- The pupils are dilated or constricted, ears pinned to its head, back arched, hairs standing on ends, tail upright or parallel to the ground and swishing quickly. The cat feels threatened and appears bigger to scare off the source of fear.
- The cat is lying sideways on the ground, ears are flattened, teeth are shown, pupils are constricted or dilated, and the front paws are ready to strike. Get away or get scratched!
Worried Body Language of Bengal Cats
- The cat is lying on the ground, the limbs are held close to the body, including the tail, the ears are flattened or forming a T, the mouth is closed, and the eyes stare. It could signify insecurity, fear, uncertainty, and discomfort.
- The eyes are dilated, the hair is on end, and the cat is skittish and hides, attacks, or runs anytime when it’s provoked.
A Bengal Cat’s Behavior
Pawing and playing with water.
Your Bengal subconsciously tries to “hunt” in water like its wilder counterpart. This trait came from their ancestor, the Asian Leopard cat, which hunted in many habitats particularly water. There, they catch fish and smaller animals lingering close.

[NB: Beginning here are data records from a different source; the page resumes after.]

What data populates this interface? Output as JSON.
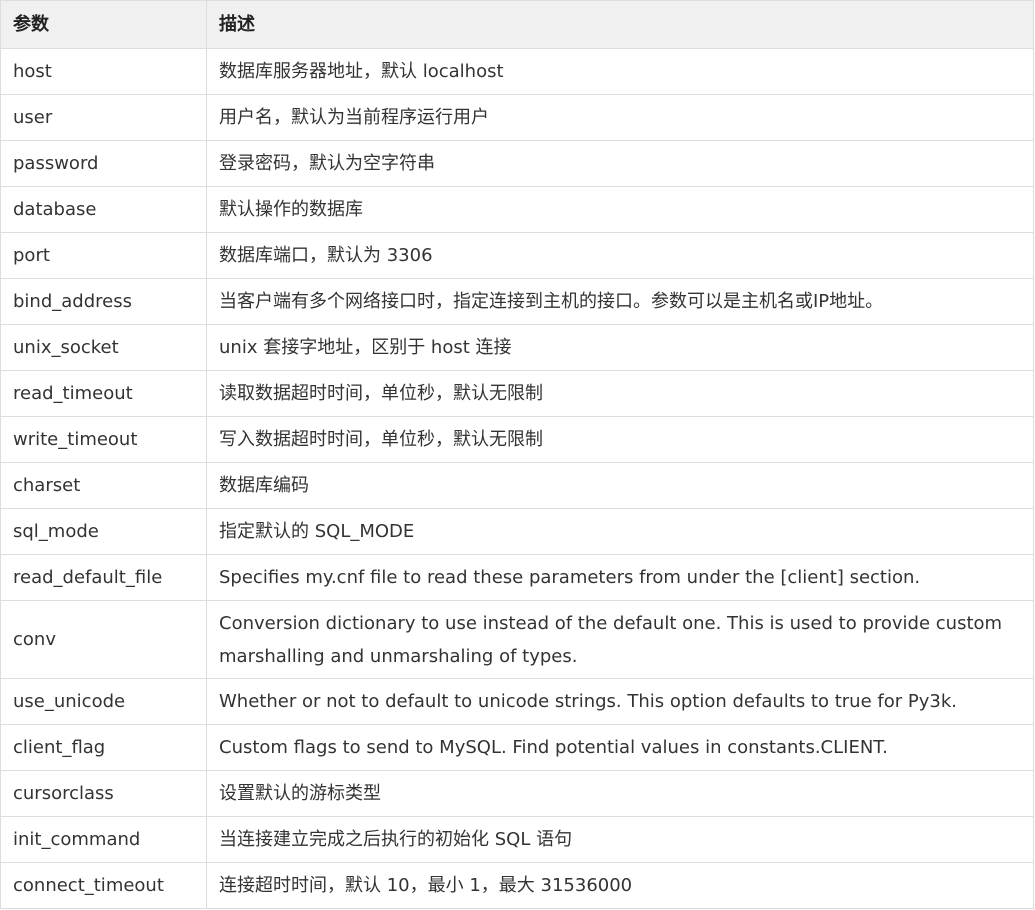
{
  "table": {
    "headers": {
      "param": "参数",
      "desc": "描述"
    },
    "rows": [
      {
        "param": "host",
        "desc": "数据库服务器地址，默认 localhost"
      },
      {
        "param": "user",
        "desc": "用户名，默认为当前程序运行用户"
      },
      {
        "param": "password",
        "desc": "登录密码，默认为空字符串"
      },
      {
        "param": "database",
        "desc": "默认操作的数据库"
      },
      {
        "param": "port",
        "desc": "数据库端口，默认为 3306"
      },
      {
        "param": "bind_address",
        "desc": "当客户端有多个网络接口时，指定连接到主机的接口。参数可以是主机名或IP地址。"
      },
      {
        "param": "unix_socket",
        "desc": "unix 套接字地址，区别于 host 连接"
      },
      {
        "param": "read_timeout",
        "desc": "读取数据超时时间，单位秒，默认无限制"
      },
      {
        "param": "write_timeout",
        "desc": "写入数据超时时间，单位秒，默认无限制"
      },
      {
        "param": "charset",
        "desc": "数据库编码"
      },
      {
        "param": "sql_mode",
        "desc": "指定默认的 SQL_MODE"
      },
      {
        "param": "read_default_file",
        "desc": "Specifies my.cnf file to read these parameters from under the [client] section."
      },
      {
        "param": "conv",
        "desc": "Conversion dictionary to use instead of the default one. This is used to provide custom marshalling and unmarshaling of types."
      },
      {
        "param": "use_unicode",
        "desc": "Whether or not to default to unicode strings. This option defaults to true for Py3k."
      },
      {
        "param": "client_flag",
        "desc": "Custom flags to send to MySQL. Find potential values in constants.CLIENT."
      },
      {
        "param": "cursorclass",
        "desc": "设置默认的游标类型"
      },
      {
        "param": "init_command",
        "desc": "当连接建立完成之后执行的初始化 SQL 语句"
      },
      {
        "param": "connect_timeout",
        "desc": "连接超时时间，默认 10，最小 1，最大 31536000"
      }
    ]
  }
}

Climbing tall furniture.
They naturally love being in high places due to another trait passed down from the Asian Leopard to the Bengals. Asian Leopard cats may be found at heights up to 3000 meters, according to Wild Cats World Sanctuary.
Peeing outside of the litterbox.
This can be a result of the litterbox being placed in a busy area which is distracting, in a secluded spot where the smell gathers, or an uncleaned litter. It could also be that your Bengal is feeling insecure in its territory or with itself, or a medical issue with the bladder.
Scratching furniture and shredding other items to bits.
This could be a result of boredom. Bengals have a high demand for exercise and tools (cat posts and toys) to keep those nails away from your furniture.
Bengal cats are a ball of chaotic energy that is always looking for fun. Bengals that appear relaxed with half-lidded or neutral eyes and erect ears indicate happiness and contentment. A cat with dilated or constricted pupils, fur standing on end, and ready to fight or flee is a sign of fear, insecurity, and distrust.